▶ _MATERIAL FOR THE TASK_:
.....
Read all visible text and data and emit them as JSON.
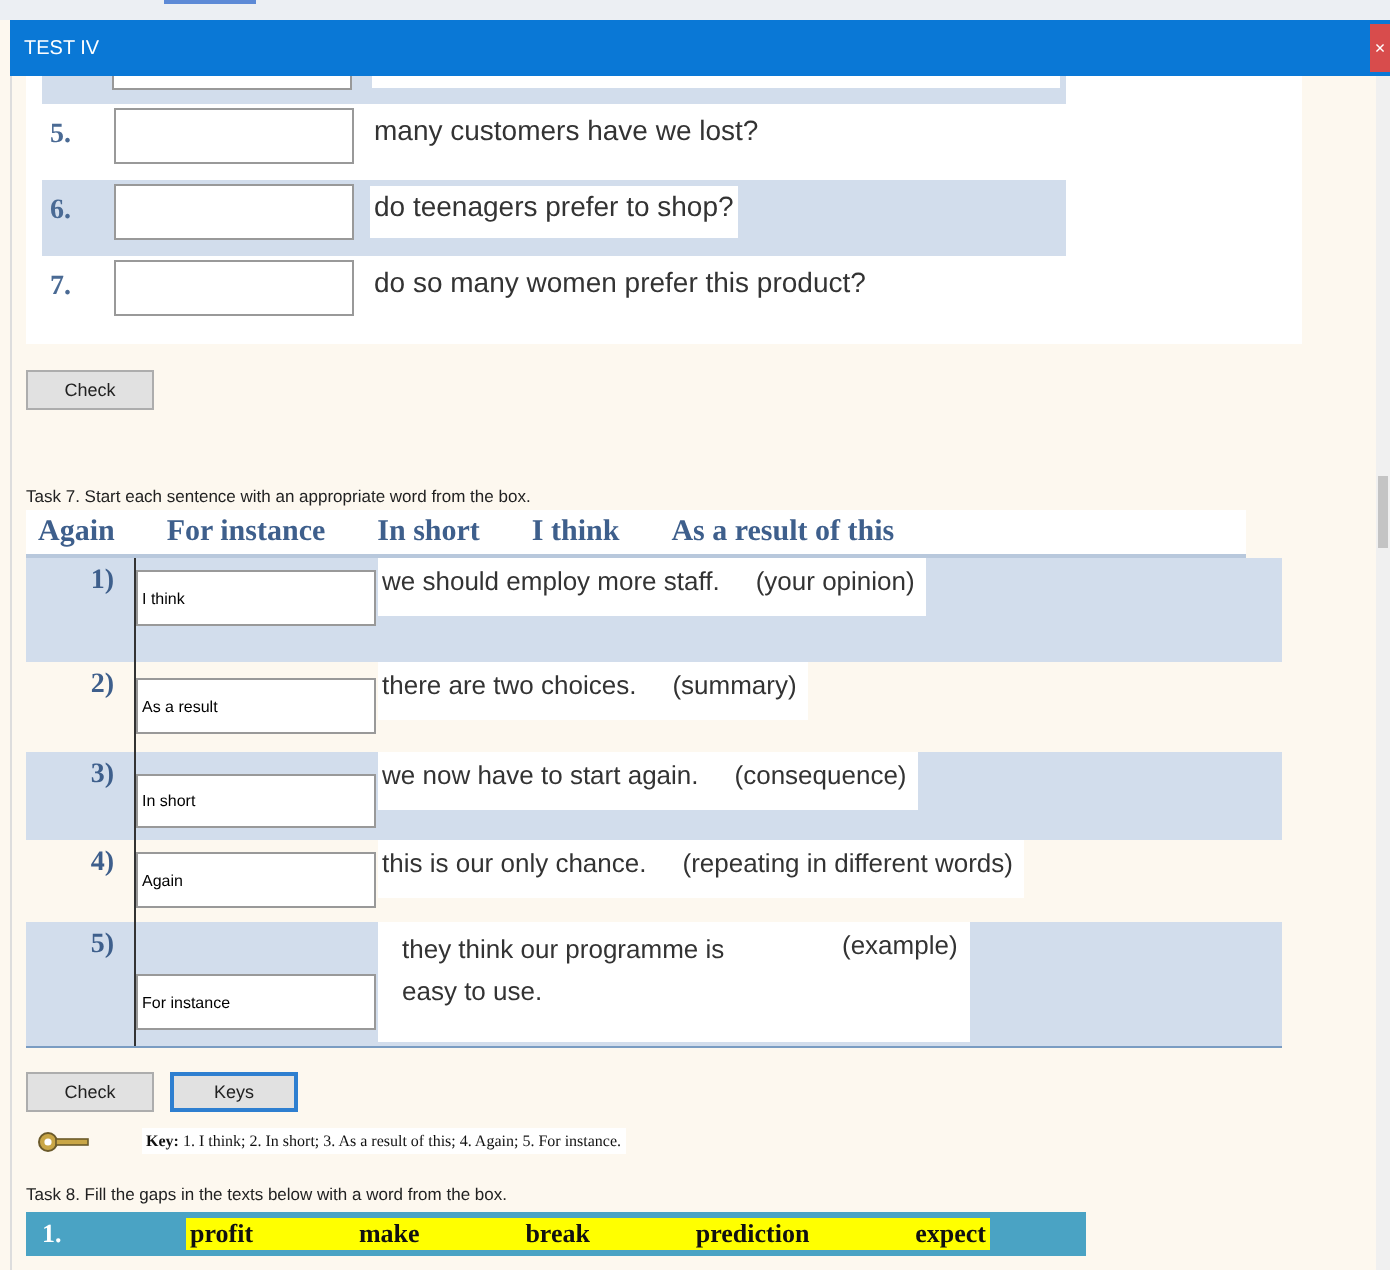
{
  "window": {
    "title": "TEST IV",
    "close": "×"
  },
  "task6": {
    "rows": [
      {
        "number": "5.",
        "answer": "",
        "text": "many customers have we lost?",
        "shaded": false
      },
      {
        "number": "6.",
        "answer": "",
        "text": "do teenagers prefer to shop?",
        "shaded": true
      },
      {
        "number": "7.",
        "answer": "",
        "text": "do so many women prefer this product?",
        "shaded": false
      }
    ],
    "buttons": [
      {
        "label": "Check",
        "focused": false
      }
    ]
  },
  "task7": {
    "instruction": "Task 7. Start each sentence with an appropriate word from the box.",
    "words": [
      "Again",
      "For instance",
      "In short",
      "I think",
      "As a result of this"
    ],
    "rows": [
      {
        "number": "1)",
        "answer": "I think",
        "sentence": "we should employ more staff.",
        "hint": "(your opinion)",
        "shaded": true
      },
      {
        "number": "2)",
        "answer": "As a result",
        "sentence": "there are two choices.",
        "hint": "(summary)",
        "shaded": false
      },
      {
        "number": "3)",
        "answer": "In short",
        "sentence": "we now have to start again.",
        "hint": "(consequence)",
        "shaded": true
      },
      {
        "number": "4)",
        "answer": "Again",
        "sentence": "this is our only chance.",
        "hint": "(repeating in different words)",
        "shaded": false
      },
      {
        "number": "5)",
        "answer": "For instance",
        "sentence": "they think our programme is easy to use.",
        "hint": "(example)",
        "shaded": true
      }
    ],
    "buttons": [
      {
        "label": "Check",
        "focused": false
      },
      {
        "label": "Keys",
        "focused": true
      }
    ],
    "key": "**Key:** 1. I think; 2. In short; 3. As a result of this; 4. Again; 5. For instance."
  },
  "task8": {
    "instruction": "Task 8. Fill the gaps in the texts below with a word from the box.",
    "number": "1.",
    "words": [
      "profit",
      "make",
      "break",
      "prediction",
      "expect"
    ]
  }
}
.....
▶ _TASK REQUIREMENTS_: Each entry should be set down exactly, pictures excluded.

▶ _SOLVED PROBLEM_:
Read all visible text and data and emit them as JSON.
{
  "window": {
    "title": "TEST IV",
    "close": "×"
  },
  "task6": {
    "rows": [
      {
        "number": "5.",
        "answer": "",
        "text": "many customers have we lost?",
        "shaded": false
      },
      {
        "number": "6.",
        "answer": "",
        "text": "do teenagers prefer to shop?",
        "shaded": true
      },
      {
        "number": "7.",
        "answer": "",
        "text": "do so many women prefer this product?",
        "shaded": false
      }
    ],
    "buttons": [
      {
        "label": "Check",
        "focused": false
      }
    ]
  },
  "task7": {
    "instruction": "Task 7. Start each sentence with an appropriate word from the box.",
    "words": [
      "Again",
      "For instance",
      "In short",
      "I think",
      "As a result of this"
    ],
    "rows": [
      {
        "number": "1)",
        "answer": "I think",
        "sentence": "we should employ more staff.",
        "hint": "(your opinion)",
        "shaded": true
      },
      {
        "number": "2)",
        "answer": "As a result",
        "sentence": "there are two choices.",
        "hint": "(summary)",
        "shaded": false
      },
      {
        "number": "3)",
        "answer": "In short",
        "sentence": "we now have to start again.",
        "hint": "(consequence)",
        "shaded": true
      },
      {
        "number": "4)",
        "answer": "Again",
        "sentence": "this is our only chance.",
        "hint": "(repeating in different words)",
        "shaded": false
      },
      {
        "number": "5)",
        "answer": "For instance",
        "sentence": "they think our programme is easy to use.",
        "hint": "(example)",
        "shaded": true
      }
    ],
    "buttons": [
      {
        "label": "Check",
        "focused": false
      },
      {
        "label": "Keys",
        "focused": true
      }
    ],
    "key": "**Key:** 1. I think; 2. In short; 3. As a result of this; 4. Again; 5. For instance."
  },
  "task8": {
    "instruction": "Task 8. Fill the gaps in the texts below with a word from the box.",
    "number": "1.",
    "words": [
      "profit",
      "make",
      "break",
      "prediction",
      "expect"
    ]
  }
}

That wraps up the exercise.